Steamboat Springs — Motorists driving by on Oak and 10th streets should see the frame of Centennial Hall taking shape later this month.
Deputy City Manager Wendy DuBord said this week that general contractor Tom Fox is expecting delivery of structural steel for the two-story building within a week to 10 days.
Centennial Hall is being built across 10th Street from the existing City Hall. It will house city planning offices and a new public meeting facility where City Council and Planning Commission meetings will be held. The Orton Foundation, which contributed significantly to construction of the building, also will have office space there. The city is using about $275,000 of a $500,000 challenge grant from the Orton Foundation to help construct the building.
The city and the foundation have signed a partnership agreement to work on development of innovative new planning software.
DuBord said recent work on the building included installation of utility lines. There were times when traffic could not pass on 10th Street, but she hopes that will not occur again.
Passersby can see a curved concrete footer outlining public seating in the new meeting hall. The city learned of good news this week with formal confirmation it will receive its second $300,000 grant for construction of Centennial Hall from the Colorado Department of Local Affairs. The source of the funds is mining severance taxes paid by industries like the coal mines in northwest Colorado.
— To reach Tom Ross call 871-4210 or e-mail firstname.lastname@example.org
Support Local Journalism
Support Local Journalism
Readers around Steamboat and Routt County make the Steamboat Pilot & Today’s work possible. Your financial contribution supports our efforts to deliver quality, locally relevant journalism.

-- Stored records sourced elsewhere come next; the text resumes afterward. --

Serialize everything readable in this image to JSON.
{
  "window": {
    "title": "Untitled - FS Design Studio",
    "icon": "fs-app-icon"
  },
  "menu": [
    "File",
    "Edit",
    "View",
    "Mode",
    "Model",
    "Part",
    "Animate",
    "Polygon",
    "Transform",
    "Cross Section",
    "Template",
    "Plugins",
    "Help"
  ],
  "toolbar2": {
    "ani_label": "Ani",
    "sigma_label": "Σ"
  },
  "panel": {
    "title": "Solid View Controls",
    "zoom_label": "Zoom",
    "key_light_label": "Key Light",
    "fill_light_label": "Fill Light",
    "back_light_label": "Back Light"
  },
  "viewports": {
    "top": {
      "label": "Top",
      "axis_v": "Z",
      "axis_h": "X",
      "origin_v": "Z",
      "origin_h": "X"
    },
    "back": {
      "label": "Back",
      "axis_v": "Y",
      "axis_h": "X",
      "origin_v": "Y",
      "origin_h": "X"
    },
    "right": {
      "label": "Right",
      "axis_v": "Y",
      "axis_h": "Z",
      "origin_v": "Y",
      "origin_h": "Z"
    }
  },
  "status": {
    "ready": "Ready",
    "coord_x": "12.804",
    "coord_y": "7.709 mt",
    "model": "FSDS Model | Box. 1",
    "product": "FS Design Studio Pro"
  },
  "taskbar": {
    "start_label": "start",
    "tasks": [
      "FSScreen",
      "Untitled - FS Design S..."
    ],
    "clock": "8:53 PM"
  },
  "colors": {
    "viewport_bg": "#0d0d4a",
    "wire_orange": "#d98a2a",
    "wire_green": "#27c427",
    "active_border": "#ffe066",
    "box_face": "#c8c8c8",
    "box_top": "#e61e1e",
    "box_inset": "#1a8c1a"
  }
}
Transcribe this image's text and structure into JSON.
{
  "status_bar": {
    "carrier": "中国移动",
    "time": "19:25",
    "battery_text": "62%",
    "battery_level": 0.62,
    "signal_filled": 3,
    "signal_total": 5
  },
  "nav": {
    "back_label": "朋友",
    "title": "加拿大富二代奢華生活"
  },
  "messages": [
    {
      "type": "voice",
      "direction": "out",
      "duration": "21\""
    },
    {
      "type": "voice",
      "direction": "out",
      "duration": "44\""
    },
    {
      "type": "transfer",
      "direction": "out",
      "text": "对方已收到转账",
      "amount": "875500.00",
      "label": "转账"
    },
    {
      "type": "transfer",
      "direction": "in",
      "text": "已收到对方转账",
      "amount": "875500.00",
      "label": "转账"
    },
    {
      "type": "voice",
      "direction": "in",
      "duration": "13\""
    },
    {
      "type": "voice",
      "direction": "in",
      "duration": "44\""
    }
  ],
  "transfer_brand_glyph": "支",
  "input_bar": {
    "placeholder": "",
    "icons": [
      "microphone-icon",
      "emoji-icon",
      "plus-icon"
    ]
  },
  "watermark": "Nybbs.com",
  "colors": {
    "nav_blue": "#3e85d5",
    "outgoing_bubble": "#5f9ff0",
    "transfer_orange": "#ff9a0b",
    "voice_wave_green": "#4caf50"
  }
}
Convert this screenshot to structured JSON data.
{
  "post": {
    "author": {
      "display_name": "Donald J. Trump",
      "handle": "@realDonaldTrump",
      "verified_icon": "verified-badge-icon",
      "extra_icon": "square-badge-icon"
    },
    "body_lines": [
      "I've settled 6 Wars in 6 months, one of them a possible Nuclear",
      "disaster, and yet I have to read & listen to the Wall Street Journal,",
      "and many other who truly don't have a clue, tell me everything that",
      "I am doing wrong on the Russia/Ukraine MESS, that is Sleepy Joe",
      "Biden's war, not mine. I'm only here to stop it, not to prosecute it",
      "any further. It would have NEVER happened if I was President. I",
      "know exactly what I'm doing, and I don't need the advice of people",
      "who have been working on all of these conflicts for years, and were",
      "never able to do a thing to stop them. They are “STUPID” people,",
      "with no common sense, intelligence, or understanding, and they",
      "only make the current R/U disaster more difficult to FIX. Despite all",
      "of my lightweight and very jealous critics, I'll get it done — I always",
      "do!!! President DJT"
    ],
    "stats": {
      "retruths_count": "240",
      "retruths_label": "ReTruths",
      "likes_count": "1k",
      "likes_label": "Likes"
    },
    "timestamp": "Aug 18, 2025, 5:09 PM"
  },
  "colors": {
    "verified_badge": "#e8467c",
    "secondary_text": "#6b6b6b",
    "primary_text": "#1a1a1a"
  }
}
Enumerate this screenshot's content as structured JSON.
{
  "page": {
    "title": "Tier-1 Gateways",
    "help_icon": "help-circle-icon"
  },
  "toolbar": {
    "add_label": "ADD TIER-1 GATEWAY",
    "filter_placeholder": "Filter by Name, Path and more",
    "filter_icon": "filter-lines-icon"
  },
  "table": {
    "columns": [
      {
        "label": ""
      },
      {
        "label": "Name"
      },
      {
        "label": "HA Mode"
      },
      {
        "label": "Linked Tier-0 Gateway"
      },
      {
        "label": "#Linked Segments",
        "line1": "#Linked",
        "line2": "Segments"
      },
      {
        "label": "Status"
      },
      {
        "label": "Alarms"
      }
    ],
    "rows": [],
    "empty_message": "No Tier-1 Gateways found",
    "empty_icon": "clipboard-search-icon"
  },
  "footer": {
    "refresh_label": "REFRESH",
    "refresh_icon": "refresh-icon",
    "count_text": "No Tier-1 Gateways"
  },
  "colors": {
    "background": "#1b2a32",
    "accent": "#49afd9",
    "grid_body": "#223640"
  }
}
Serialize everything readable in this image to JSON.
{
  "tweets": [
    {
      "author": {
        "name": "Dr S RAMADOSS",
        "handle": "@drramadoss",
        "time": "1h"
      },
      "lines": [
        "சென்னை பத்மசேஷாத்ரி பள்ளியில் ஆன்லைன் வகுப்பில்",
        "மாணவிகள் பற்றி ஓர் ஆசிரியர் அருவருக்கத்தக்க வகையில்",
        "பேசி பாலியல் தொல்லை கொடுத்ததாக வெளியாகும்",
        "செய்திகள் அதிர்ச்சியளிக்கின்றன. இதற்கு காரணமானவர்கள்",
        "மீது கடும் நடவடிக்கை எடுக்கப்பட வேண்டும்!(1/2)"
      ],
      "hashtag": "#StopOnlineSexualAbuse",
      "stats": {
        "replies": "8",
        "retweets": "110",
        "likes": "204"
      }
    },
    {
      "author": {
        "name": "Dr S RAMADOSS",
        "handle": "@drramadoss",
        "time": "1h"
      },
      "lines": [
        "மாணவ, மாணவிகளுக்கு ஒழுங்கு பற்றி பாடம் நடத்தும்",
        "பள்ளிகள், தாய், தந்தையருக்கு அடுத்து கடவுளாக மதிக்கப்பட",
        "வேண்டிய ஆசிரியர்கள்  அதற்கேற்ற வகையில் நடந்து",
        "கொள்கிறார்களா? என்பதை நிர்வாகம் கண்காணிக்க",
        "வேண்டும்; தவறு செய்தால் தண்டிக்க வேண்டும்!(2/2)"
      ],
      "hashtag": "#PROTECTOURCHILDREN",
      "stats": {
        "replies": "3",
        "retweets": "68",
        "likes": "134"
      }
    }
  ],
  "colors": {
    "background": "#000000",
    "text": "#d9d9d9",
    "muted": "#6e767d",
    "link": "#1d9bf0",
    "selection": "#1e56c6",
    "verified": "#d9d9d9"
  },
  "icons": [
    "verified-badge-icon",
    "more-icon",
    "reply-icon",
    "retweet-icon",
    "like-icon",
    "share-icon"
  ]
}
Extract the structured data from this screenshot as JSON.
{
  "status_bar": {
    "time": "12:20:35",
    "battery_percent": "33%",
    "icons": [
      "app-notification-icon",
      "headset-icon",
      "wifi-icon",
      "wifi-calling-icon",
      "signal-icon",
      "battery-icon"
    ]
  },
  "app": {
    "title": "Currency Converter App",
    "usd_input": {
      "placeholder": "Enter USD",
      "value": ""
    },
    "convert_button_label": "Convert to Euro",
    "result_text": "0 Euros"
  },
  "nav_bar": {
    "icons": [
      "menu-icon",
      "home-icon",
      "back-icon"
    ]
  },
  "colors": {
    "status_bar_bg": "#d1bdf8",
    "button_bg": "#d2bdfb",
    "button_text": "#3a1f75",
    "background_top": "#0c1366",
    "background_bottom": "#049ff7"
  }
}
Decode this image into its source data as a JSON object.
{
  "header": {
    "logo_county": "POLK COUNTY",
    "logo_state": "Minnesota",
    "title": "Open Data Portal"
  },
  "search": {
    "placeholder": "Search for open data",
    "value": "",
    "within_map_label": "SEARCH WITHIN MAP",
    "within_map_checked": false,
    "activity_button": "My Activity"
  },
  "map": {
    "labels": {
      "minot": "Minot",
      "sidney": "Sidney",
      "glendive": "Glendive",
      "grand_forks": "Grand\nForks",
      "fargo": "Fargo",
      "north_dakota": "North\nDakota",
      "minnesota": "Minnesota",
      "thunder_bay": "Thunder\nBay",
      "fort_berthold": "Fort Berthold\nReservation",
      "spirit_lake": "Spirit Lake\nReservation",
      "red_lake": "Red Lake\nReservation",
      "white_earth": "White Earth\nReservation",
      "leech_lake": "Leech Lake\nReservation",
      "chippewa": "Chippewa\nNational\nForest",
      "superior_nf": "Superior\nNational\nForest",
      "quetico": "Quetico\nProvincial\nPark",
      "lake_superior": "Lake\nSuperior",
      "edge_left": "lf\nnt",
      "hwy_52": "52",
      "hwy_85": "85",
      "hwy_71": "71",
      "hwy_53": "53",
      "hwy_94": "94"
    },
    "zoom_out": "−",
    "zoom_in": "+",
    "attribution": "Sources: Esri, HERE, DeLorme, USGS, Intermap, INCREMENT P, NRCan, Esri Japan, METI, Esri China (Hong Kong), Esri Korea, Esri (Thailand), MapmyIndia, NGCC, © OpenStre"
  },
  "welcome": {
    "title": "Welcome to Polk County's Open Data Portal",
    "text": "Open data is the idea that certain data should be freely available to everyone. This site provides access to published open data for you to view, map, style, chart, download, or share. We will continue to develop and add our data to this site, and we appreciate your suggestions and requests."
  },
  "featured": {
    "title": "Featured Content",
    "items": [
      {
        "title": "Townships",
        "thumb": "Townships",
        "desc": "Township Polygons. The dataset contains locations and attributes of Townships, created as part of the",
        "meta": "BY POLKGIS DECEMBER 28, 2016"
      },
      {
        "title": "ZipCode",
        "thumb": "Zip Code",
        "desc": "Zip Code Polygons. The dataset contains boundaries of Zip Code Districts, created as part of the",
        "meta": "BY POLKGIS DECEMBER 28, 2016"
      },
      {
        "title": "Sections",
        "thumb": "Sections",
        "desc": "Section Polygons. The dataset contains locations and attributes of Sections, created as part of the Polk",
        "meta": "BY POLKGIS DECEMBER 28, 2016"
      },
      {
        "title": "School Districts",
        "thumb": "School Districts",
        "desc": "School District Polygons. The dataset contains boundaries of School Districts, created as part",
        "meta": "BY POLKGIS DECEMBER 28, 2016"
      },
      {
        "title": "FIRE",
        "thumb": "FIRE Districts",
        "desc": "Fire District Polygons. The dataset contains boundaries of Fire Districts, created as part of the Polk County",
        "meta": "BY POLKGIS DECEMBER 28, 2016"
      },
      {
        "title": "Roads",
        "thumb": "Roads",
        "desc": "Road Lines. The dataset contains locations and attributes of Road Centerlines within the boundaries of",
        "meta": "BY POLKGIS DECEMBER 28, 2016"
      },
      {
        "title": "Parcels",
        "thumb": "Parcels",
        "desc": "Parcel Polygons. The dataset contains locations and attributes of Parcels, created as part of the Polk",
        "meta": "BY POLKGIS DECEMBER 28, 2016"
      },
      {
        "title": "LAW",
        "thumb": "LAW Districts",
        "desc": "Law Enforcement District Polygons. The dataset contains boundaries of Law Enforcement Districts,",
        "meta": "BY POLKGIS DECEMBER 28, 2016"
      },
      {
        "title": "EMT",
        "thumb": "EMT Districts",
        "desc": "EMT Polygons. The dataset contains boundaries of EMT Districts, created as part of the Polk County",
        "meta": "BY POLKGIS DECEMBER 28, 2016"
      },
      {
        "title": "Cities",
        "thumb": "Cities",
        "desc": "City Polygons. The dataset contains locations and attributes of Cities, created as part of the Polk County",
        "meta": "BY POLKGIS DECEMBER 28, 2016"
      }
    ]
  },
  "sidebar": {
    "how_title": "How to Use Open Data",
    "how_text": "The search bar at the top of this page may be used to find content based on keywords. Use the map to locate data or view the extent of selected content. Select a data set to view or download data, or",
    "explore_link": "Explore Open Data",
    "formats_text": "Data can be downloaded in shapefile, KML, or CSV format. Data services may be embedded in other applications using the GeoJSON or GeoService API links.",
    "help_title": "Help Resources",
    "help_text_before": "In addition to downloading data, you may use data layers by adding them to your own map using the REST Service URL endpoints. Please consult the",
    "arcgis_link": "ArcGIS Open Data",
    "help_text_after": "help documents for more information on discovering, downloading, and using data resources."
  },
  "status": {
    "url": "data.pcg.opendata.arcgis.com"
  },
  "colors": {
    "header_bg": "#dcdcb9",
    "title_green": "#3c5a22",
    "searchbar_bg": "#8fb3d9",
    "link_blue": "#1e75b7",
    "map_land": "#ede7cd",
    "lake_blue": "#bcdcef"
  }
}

Now more than ever, your support is critical to help us keep our community informed about the evolving coronavirus pandemic and the impact it is having locally. Every contribution, however large or small, will make a difference.
Each donation will be used exclusively for the development and creation of increased news coverage.
Start a dialogue, stay on topic and be civil.
If you don't follow the rules, your comment may be deleted.
User Legend: Moderator Trusted User
A troubled Western Slope mental health care center that services the Roaring Fork Valley falsified assessments of its patients’ conditions for at least nine years in an effort to make its treatment programs seem more effective and secure funding from the state, whistleblowers say of Mind Springs.